__YOUR OBJECTIVE__.
Go through the entries and tally the lines containing the word "this". Only the total is wanted.
==== EXTRACTED MATERIAL
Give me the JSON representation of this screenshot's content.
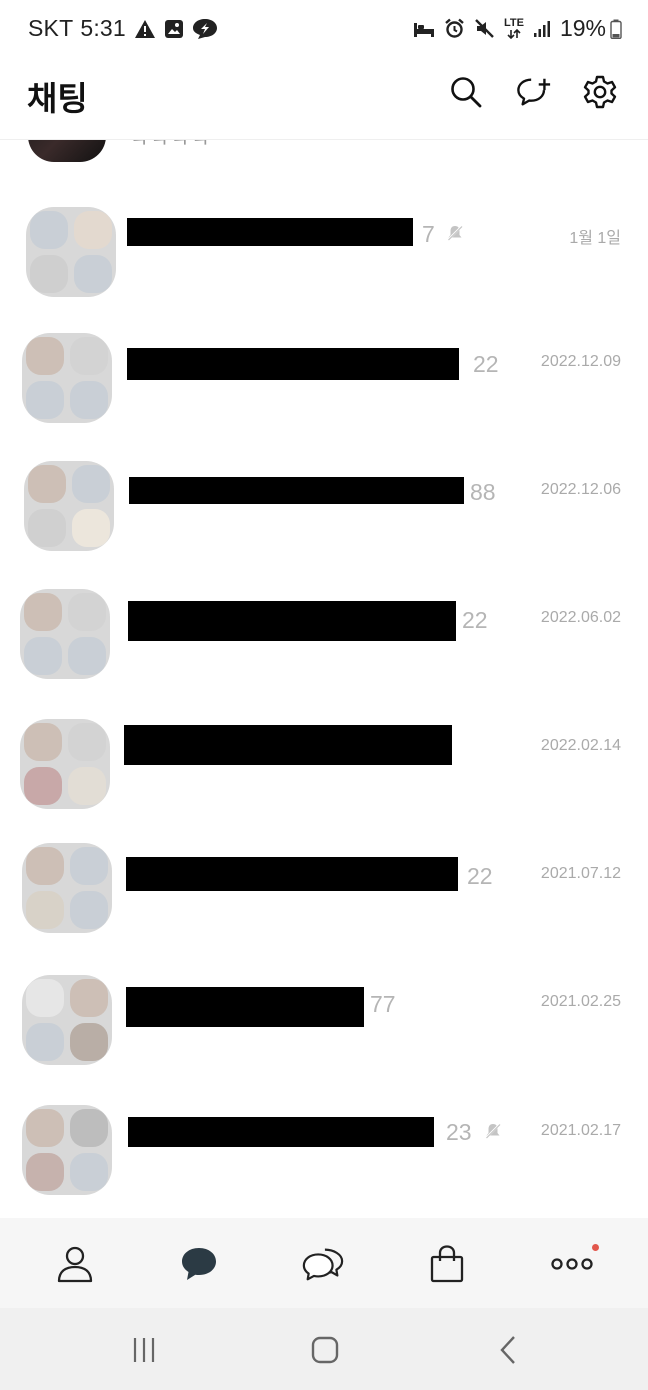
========
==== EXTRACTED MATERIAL
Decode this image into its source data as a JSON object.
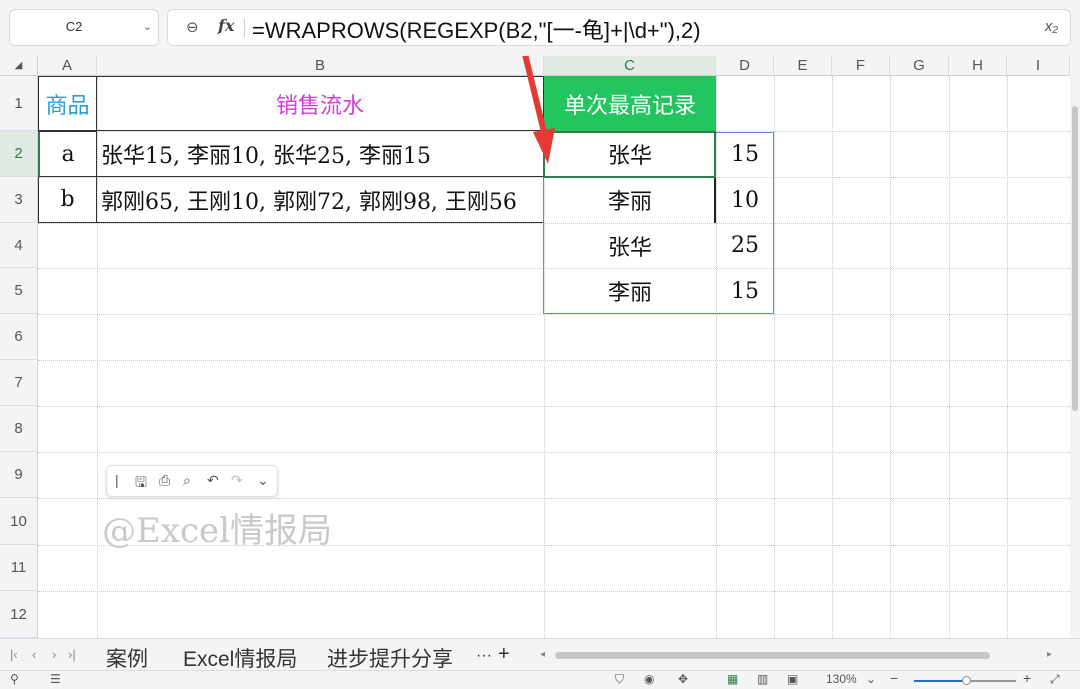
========
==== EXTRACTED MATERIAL
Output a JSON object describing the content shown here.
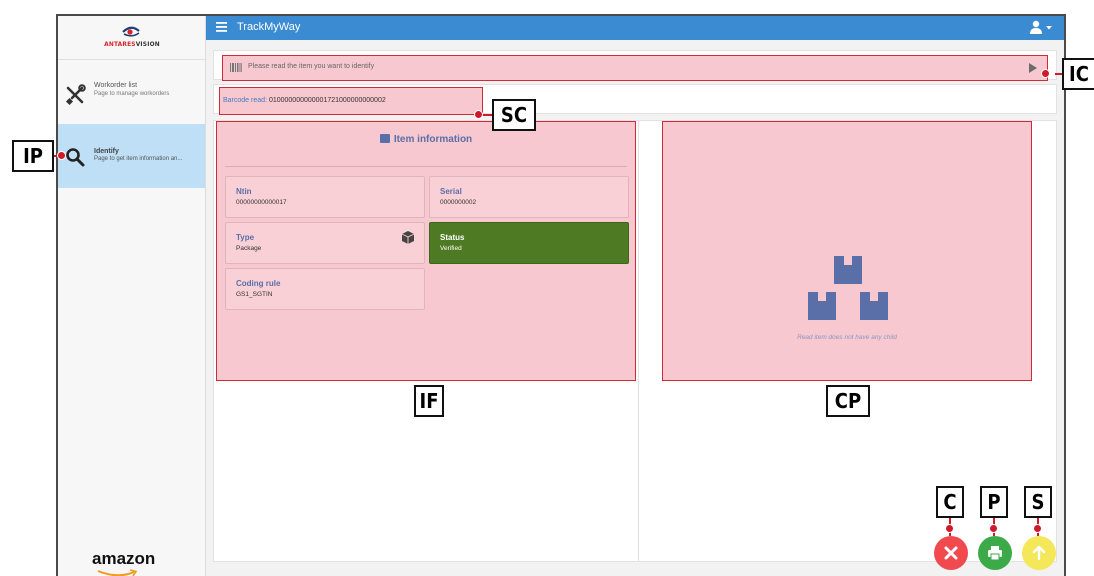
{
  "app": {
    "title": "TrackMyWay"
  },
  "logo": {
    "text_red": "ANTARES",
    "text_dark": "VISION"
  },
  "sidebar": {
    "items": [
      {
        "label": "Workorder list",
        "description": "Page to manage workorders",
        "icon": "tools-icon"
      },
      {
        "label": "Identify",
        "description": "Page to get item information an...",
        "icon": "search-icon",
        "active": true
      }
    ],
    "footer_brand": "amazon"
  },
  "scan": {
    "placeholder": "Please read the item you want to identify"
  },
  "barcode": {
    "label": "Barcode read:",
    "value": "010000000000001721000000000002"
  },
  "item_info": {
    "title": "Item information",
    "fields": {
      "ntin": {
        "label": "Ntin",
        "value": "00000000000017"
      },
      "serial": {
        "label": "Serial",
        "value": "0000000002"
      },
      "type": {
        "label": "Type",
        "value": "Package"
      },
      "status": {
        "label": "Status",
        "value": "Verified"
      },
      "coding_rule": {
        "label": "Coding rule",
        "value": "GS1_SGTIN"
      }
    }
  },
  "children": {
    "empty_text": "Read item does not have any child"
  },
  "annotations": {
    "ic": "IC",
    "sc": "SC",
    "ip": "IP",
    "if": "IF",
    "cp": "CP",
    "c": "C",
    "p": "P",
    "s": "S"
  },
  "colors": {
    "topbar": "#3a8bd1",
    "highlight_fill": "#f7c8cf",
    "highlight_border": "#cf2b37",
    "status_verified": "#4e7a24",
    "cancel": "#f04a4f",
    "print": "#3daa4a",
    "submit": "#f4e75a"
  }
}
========
__ANSWER BOX__.
2